**Action item**
Your job is to copy all the entries precisely as they stand.

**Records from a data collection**
*** Block opens ***
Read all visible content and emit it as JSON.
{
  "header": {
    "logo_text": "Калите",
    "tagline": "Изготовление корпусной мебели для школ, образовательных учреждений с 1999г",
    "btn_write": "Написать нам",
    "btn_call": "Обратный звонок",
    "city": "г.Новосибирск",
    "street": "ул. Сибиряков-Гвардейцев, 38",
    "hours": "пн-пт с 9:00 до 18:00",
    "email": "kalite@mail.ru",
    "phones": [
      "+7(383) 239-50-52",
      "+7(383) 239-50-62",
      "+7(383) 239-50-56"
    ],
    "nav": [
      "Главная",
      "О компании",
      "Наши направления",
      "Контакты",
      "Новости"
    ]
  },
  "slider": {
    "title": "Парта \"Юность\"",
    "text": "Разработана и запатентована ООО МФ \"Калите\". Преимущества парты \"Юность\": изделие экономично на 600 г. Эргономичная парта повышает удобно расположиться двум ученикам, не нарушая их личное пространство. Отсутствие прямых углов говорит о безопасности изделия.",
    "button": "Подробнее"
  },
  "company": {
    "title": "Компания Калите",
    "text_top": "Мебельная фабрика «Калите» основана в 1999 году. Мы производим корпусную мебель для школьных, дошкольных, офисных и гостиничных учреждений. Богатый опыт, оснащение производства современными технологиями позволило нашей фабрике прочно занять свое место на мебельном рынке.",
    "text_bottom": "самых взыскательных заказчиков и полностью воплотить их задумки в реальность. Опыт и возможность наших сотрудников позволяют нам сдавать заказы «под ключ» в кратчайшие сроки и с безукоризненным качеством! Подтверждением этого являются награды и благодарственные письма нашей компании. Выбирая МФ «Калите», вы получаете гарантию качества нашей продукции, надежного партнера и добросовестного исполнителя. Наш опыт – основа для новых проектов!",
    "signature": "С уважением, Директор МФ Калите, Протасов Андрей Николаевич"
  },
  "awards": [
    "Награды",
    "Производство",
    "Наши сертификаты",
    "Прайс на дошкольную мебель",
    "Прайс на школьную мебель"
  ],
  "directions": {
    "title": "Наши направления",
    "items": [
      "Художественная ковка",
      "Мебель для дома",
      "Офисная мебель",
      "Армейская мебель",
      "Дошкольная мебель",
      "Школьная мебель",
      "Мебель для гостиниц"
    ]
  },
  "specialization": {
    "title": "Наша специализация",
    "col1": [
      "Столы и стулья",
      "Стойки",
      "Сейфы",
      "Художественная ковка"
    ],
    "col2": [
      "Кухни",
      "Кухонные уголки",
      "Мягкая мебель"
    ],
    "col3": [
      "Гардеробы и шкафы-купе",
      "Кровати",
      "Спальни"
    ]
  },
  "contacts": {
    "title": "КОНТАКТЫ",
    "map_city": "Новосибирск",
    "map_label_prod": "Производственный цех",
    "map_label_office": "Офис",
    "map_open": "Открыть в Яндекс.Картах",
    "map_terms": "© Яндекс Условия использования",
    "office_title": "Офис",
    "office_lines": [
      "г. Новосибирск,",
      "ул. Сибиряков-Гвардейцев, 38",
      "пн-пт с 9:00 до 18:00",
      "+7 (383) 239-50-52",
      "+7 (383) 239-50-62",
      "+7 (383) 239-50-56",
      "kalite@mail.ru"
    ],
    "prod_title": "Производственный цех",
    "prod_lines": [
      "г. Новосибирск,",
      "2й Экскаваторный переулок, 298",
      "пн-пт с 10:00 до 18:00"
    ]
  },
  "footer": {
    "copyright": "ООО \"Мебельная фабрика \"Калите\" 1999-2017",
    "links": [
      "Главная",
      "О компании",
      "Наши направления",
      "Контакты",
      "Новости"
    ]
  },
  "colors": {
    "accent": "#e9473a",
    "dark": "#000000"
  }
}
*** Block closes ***
**Task answer**
Read all visible content and emit it as JSON.
{
  "header": {
    "logo_text": "Калите",
    "tagline": "Изготовление корпусной мебели для школ, образовательных учреждений с 1999г",
    "btn_write": "Написать нам",
    "btn_call": "Обратный звонок",
    "city": "г.Новосибирск",
    "street": "ул. Сибиряков-Гвардейцев, 38",
    "hours": "пн-пт с 9:00 до 18:00",
    "email": "kalite@mail.ru",
    "phones": [
      "+7(383) 239-50-52",
      "+7(383) 239-50-62",
      "+7(383) 239-50-56"
    ],
    "nav": [
      "Главная",
      "О компании",
      "Наши направления",
      "Контакты",
      "Новости"
    ]
  },
  "slider": {
    "title": "Парта \"Юность\"",
    "text": "Разработана и запатентована ООО МФ \"Калите\". Преимущества парты \"Юность\": изделие экономично на 600 г. Эргономичная парта повышает удобно расположиться двум ученикам, не нарушая их личное пространство. Отсутствие прямых углов говорит о безопасности изделия.",
    "button": "Подробнее"
  },
  "company": {
    "title": "Компания Калите",
    "text_top": "Мебельная фабрика «Калите» основана в 1999 году. Мы производим корпусную мебель для школьных, дошкольных, офисных и гостиничных учреждений. Богатый опыт, оснащение производства современными технологиями позволило нашей фабрике прочно занять свое место на мебельном рынке.",
    "text_bottom": "самых взыскательных заказчиков и полностью воплотить их задумки в реальность. Опыт и возможность наших сотрудников позволяют нам сдавать заказы «под ключ» в кратчайшие сроки и с безукоризненным качеством! Подтверждением этого являются награды и благодарственные письма нашей компании. Выбирая МФ «Калите», вы получаете гарантию качества нашей продукции, надежного партнера и добросовестного исполнителя. Наш опыт – основа для новых проектов!",
    "signature": "С уважением, Директор МФ Калите, Протасов Андрей Николаевич"
  },
  "awards": [
    "Награды",
    "Производство",
    "Наши сертификаты",
    "Прайс на дошкольную мебель",
    "Прайс на школьную мебель"
  ],
  "directions": {
    "title": "Наши направления",
    "items": [
      "Художественная ковка",
      "Мебель для дома",
      "Офисная мебель",
      "Армейская мебель",
      "Дошкольная мебель",
      "Школьная мебель",
      "Мебель для гостиниц"
    ]
  },
  "specialization": {
    "title": "Наша специализация",
    "col1": [
      "Столы и стулья",
      "Стойки",
      "Сейфы",
      "Художественная ковка"
    ],
    "col2": [
      "Кухни",
      "Кухонные уголки",
      "Мягкая мебель"
    ],
    "col3": [
      "Гардеробы и шкафы-купе",
      "Кровати",
      "Спальни"
    ]
  },
  "contacts": {
    "title": "КОНТАКТЫ",
    "map_city": "Новосибирск",
    "map_label_prod": "Производственный цех",
    "map_label_office": "Офис",
    "map_open": "Открыть в Яндекс.Картах",
    "map_terms": "© Яндекс Условия использования",
    "office_title": "Офис",
    "office_lines": [
      "г. Новосибирск,",
      "ул. Сибиряков-Гвардейцев, 38",
      "пн-пт с 9:00 до 18:00",
      "+7 (383) 239-50-52",
      "+7 (383) 239-50-62",
      "+7 (383) 239-50-56",
      "kalite@mail.ru"
    ],
    "prod_title": "Производственный цех",
    "prod_lines": [
      "г. Новосибирск,",
      "2й Экскаваторный переулок, 298",
      "пн-пт с 10:00 до 18:00"
    ]
  },
  "footer": {
    "copyright": "ООО \"Мебельная фабрика \"Калите\" 1999-2017",
    "links": [
      "Главная",
      "О компании",
      "Наши направления",
      "Контакты",
      "Новости"
    ]
  },
  "colors": {
    "accent": "#e9473a",
    "dark": "#000000"
  }
}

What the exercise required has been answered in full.